Miner Anglo American without platinum is an option: CEO
By Silvia Antonioli and Dmitry Zhdannikov
LAUSANNE, Switzerland (Reuters) - The chief executive of Anglo American (AAL.L: Quote), one of the world's largest diversified miners, said divesting the strike-afflicted platinum division could be an option if it does not perform as well as the others.
Anglo American's Amplats (AMSJ.J: Quote), the world's top platinum producer, and rivals Impala Platinum IMPJ.J and Lonmin (LMI.L: Quote) are together battling an almost 10-week-old mining strike over wages, which has slashed about 40 percent of global production of the precious metal.
The hit from the strike means Anglo could reconsider what place platinum holds in its portfolio in the future, the company's boss said in an interview on the sidelines of the FT commodities global summit.
"We like platinum longer term... but at the same time every asset has to deliver return and if the business can't deliver return than we'll look at all options," said chief executive Mark Cutifani when asked whether he would consider divesting the platinum division.
"Platinum has been one area that has struggled and certainly not because the team is not doing a good job but because we have the strike and in the end we have to make tough decisions. I hope the guys come back to work so that we can at least work on what the future might look like but at the moment it doesn't look good."

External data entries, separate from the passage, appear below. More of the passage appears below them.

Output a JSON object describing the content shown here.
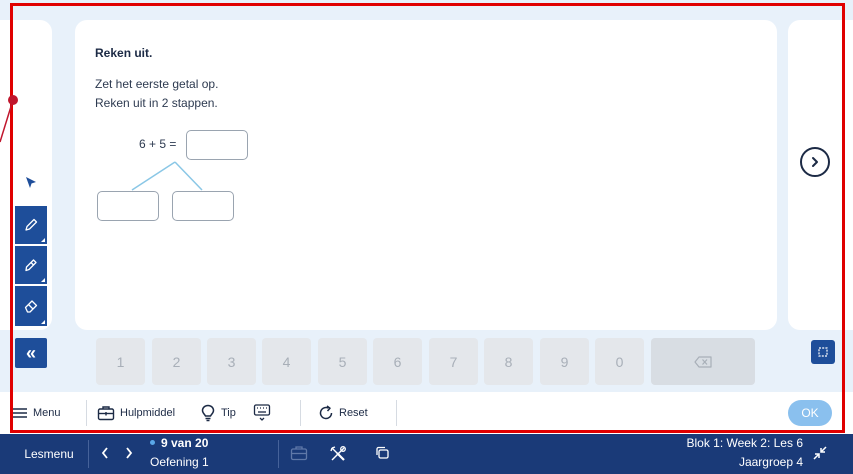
{
  "exercise": {
    "title": "Reken uit.",
    "instruction_1": "Zet het eerste getal op.",
    "instruction_2": "Reken uit in 2 stappen.",
    "equation": "6 + 5 ="
  },
  "tools": {
    "pointer_icon": "cursor-arrow-icon",
    "pencil_icon": "pencil-icon",
    "marker_icon": "highlighter-icon",
    "eraser_icon": "eraser-icon",
    "collapse_label": "«"
  },
  "keypad": {
    "keys": [
      "1",
      "2",
      "3",
      "4",
      "5",
      "6",
      "7",
      "8",
      "9",
      "0"
    ],
    "backspace_icon": "backspace-icon"
  },
  "toolbar": {
    "menu_label": "Menu",
    "hulpmiddel_label": "Hulpmiddel",
    "tip_label": "Tip",
    "reset_label": "Reset",
    "ok_label": "OK"
  },
  "bottom_bar": {
    "lesmenu_label": "Lesmenu",
    "progress": "9 van 20",
    "exercise_name": "Oefening 1",
    "lesson": "Blok 1: Week 2: Les 6",
    "group": "Jaargroep 4"
  },
  "colors": {
    "brand_blue": "#1a3a78",
    "tool_blue": "#1e4e9a",
    "panel_bg": "#e8f1fa",
    "annotation_red": "#e00000",
    "ok_button": "#8ac0ee",
    "split_line": "#8ac7e6"
  }
}
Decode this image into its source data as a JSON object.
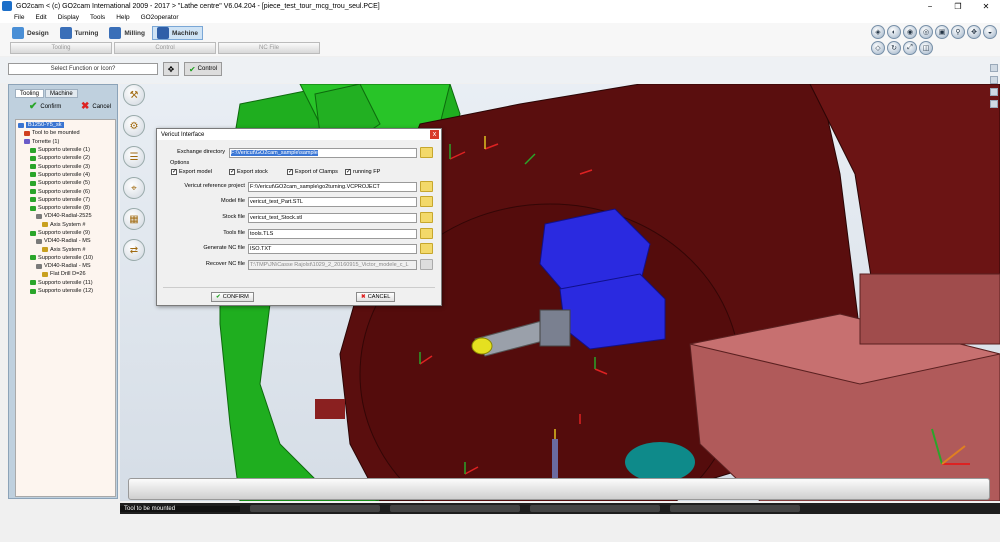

Anglo Platinum said on Tuesday it has sent force majeure notices to some of the suppliers to its South African mines, underscoring the widening economic impact of the strike.
Amplats chief executive Chris Griffith said on Friday Amplats was unlikely to declare force majeure to customers, an industry term for when a producer is unable to supply due to forces beyond its control.
Anglo is still producing about 60 percent of its platinum capacity from some mines that are not affected by the strikes. Continued...